Spiritual and meditative, “The Secret of Kells” in animated film like no other, taking advantage of its 2D setting by warping the point of view of the frame to emulate the style of the illuminated manuscripts of the Medieval times. Many frames are framed by literal frames reflecting and foreshadowing elements of the characters and story. Tomm Moore and Cartoon Saloon’s debut is their masterpiece, being one of the most thematically brutal and tonally complex animated movies out there. In a time of war and desperation, does faith and art really matter at all? Or does it matter more? And if so, can the pen truly defeat the sword, and turn darkness into night?
1. Slow Bob in the Lower Dimensions
Slow Bob, or Robert Potemkin is a strange, contorted, glasses wearing man who has a problem with his back and gravity, and lives in his parents attic, stuck on the ceiling with his pet lizards. When his mischievous sisters drop in to bully him, he taps into his inner transdimensional superhero and goes on a mission to rescue citizens of a lower dimension.
“Slow Bob in the Lower Dimensions” is an exhilarating 6 minute short by animation master Henry Selick of “Nightmare Before Christmas” and “Coraline” fame. It showcases an amazing jumble of live-action cinematography, stop-motion, and cut-out animation, aided seamlessly by trippy sound design and background music.
Henry Selick’s an unsung auteur in this writer’s opinion, especially outside of animation circles. Most mistake him with Tim Burton, and understandably. Both have collaborated, and like to make stop-motion movies that look weird. Henry Selick did all of “Nightmare’s” directorial and grunt work, but it’s still most certainly Burton’s vision, executed with his trademark visual style and poetry, so “Nightmare” is usually attributed to Burton.

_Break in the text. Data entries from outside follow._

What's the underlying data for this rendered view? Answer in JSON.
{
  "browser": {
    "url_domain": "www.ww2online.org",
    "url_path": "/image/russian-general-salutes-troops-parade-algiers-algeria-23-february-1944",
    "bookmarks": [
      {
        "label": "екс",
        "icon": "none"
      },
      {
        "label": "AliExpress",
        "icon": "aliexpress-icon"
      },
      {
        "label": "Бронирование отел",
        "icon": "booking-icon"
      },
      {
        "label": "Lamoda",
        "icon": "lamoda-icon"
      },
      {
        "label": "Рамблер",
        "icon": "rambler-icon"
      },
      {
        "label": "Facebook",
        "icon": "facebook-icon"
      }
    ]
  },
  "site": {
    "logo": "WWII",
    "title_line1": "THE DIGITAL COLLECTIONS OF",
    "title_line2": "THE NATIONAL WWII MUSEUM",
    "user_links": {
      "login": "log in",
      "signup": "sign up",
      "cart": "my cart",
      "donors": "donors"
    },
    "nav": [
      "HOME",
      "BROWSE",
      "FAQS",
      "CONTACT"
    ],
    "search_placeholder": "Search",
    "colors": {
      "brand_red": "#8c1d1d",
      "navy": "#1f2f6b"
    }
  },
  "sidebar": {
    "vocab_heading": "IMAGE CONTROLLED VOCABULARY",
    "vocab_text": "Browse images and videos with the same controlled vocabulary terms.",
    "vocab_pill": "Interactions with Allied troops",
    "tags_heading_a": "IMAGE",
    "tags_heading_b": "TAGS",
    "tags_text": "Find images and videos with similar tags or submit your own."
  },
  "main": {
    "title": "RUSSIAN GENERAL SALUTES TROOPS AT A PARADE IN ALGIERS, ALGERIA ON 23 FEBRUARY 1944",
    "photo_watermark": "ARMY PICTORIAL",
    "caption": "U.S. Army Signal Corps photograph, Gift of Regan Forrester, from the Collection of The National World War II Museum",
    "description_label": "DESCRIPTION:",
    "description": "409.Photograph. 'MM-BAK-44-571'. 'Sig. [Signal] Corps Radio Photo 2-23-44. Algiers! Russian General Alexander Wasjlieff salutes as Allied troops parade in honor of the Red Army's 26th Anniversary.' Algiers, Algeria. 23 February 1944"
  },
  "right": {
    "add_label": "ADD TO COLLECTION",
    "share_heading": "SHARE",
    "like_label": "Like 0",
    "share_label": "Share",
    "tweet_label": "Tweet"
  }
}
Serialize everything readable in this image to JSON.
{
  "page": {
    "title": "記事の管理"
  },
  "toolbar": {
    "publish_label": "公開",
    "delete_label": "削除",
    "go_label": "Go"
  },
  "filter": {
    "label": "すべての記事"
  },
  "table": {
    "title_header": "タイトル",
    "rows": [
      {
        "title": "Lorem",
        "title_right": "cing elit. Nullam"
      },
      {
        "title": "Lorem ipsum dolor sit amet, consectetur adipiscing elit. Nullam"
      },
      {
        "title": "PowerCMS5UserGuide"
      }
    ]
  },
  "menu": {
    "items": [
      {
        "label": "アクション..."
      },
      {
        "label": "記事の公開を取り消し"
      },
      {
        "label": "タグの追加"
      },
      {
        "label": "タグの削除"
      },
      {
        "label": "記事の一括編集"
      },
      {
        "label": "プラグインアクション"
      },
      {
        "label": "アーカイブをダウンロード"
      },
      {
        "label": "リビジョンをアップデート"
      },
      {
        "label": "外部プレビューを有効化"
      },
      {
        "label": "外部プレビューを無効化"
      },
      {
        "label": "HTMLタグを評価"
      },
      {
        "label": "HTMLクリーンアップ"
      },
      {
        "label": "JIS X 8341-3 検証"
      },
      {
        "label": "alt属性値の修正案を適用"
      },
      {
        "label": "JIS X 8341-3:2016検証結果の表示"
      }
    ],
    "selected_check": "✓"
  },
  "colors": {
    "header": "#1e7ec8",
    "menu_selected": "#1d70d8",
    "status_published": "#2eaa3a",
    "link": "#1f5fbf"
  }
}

And “Coraline” was marketed as “from the man who gave you The Nightmare Before Christmas” upon its release, but what’s so irritating about the Selick/Burton confusion is both auteurs having a completely different brand of weirdness. Tim Burton’s is a quirky mix of German Expressionism, Hammer Horror, and Dr. Suess, while Selick’s is a mash of Federico Fellini, the National Film Board of Canada, and the surrealist movement. (That’s not to insinuate that either is better than the other. Both are masters in their own right.) “Slow Bob” may very well be Selick at his peak: abstract, blunt, comedic, and unimaginable.
“Slow Bob” was actually a pilot for a proposed MTV animated series, but was never given the proper funding, which is a shame. Think of all the mind-boggling scenarios Bob could’ve gotten himself into! But at least there’s this little tidbit.